The images from the camera are generally outstanding. Although I have to admit I downloaded and installed a 'custom tone curve' to the camera that alters its tendency to underexpose (which resulted in slightly darker images than I wanted). The custom curve adds around +0.5 EV to each shot, but only in the mid-tones. (All the information you could ever want on the subject can be found in the D70 forum area of dpreview.com.)
The 'kit lens' that is supplied is a great bargain too. It feels very solid, with its chunky rubber zoom and focusing grips and metal bayonet mount. Its performance is great, and it covers a very useful range; 18-70mm is equivalent to 27-105 on a 35mm camera, so you're getting true wideangle through portrait to low telephoto range.
It's a shame that Nikon only include a 30 day trial version of their Capture 4.1 software on the CD with the camera. This software allows advanced post-processing of the NEF RAW files that are the best quality images the camera can save. It would be fairer for this software to be part of the package - as it is, if you want to continue using it after 30 days, it'll cost an extra £100 or so to register. This is a bit of a mean hidden extra cost. However, installing the software also installs a plug-in for Photoshop, which allows the NEF files to be opened directly by that program. As I'm a long-time Photoshop user, and the plug-in stays active after the trial period ends, I'm content to forego the extra features of NC 4.1 and do all my post-processing in Photoshop.
Another minor gripe is the ease with which dust can get onto the AA filter. This can happen when the lens is removed from the camera, and particles get inside the camera body. This has already happened to my D70, even though I've only changed lenses once. It means you either take it to a dealer to be cleaned, or be brave, equip yourself with the right tools and do it yourself (which is what I plan to do), or live with specks on your images and remove them with the 'clone' brush in Photoshop when necessary (which is what I'm doing until I have my sensor cleaning kit together). But the dust problem is one that all digital SLR cameras suffer from and which currently only one - The Olympus E1 - deals with effectively by vibrating dust off the sensor each time it's switched on.
All in all, I'm totally blown away by the quality of this camera. I've used the more expensive Fuji S2 Pro and the cheaper Canon 300D. As far as image quality is concerned, they're all capable of superb results. But for me, the Nikon handles better than them both and has a more 'quality' feel.
• Great price

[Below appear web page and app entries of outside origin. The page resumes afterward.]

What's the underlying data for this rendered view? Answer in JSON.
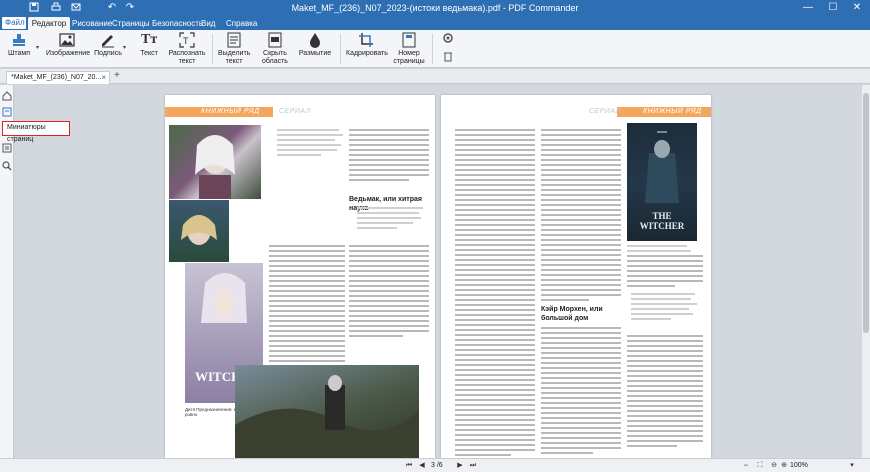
{
  "window": {
    "title": "Maket_MF_(236)_N07_2023-(истоки ведьмака).pdf - PDF Commander"
  },
  "menu": {
    "file": "Файл",
    "tabs": [
      "Редактор",
      "Рисование",
      "Страницы",
      "Безопасность",
      "Вид",
      "Справка"
    ],
    "active_tab": "Редактор"
  },
  "ribbon": {
    "stamp": "Штамп",
    "image": "Изображение",
    "signature": "Подпись",
    "text": "Текст",
    "recognize": "Распознать текст",
    "select_text": "Выделить текст",
    "hide_area": "Скрыть область",
    "blur": "Размытие",
    "crop": "Кадрировать",
    "page_number": "Номер страницы"
  },
  "document": {
    "tab_label": "*Maket_MF_(236)_N07_20...",
    "add_tab": "+"
  },
  "tooltip": {
    "text": "Миниатюры страниц"
  },
  "pages": {
    "left": {
      "header_section": "КНИЖНЫЙ РЯД",
      "header_sub": "СЕРИАЛ",
      "subheading": "Ведьмак, или хитрая наука",
      "caption": "Дитя Предназначения: когда подавно, ровно"
    },
    "right": {
      "header_section": "КНИЖНЫЙ РЯД",
      "header_sub": "СЕРИАЛ",
      "subheading": "Кэйр Морхен, или большой дом",
      "book_title": "THE WITCHER"
    }
  },
  "status": {
    "page_current": "3",
    "page_total": "/6",
    "zoom": "100%"
  },
  "colors": {
    "accent": "#2e6fb4",
    "header_orange": "#f4a65d",
    "highlight": "#e02020"
  }
}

• Instantaneous start-up time
• Well laid-out and easily customised controls
• Fast and very accurate auto focusing
• Accurate exposure metering
• Versatile flash functions
• User can upload 'custom curves' to the camera for exposure tweaking
• Excellent power economy = long gaps between battery charges
• Slight colour fringe evident occasionally on straight edges in bright scenes
• Colour moiré effect in certain tight textures
• Nikon Capture software costs extra - it should be included
• No vertical grip add-on option
• Ease of getting crud on the AA filter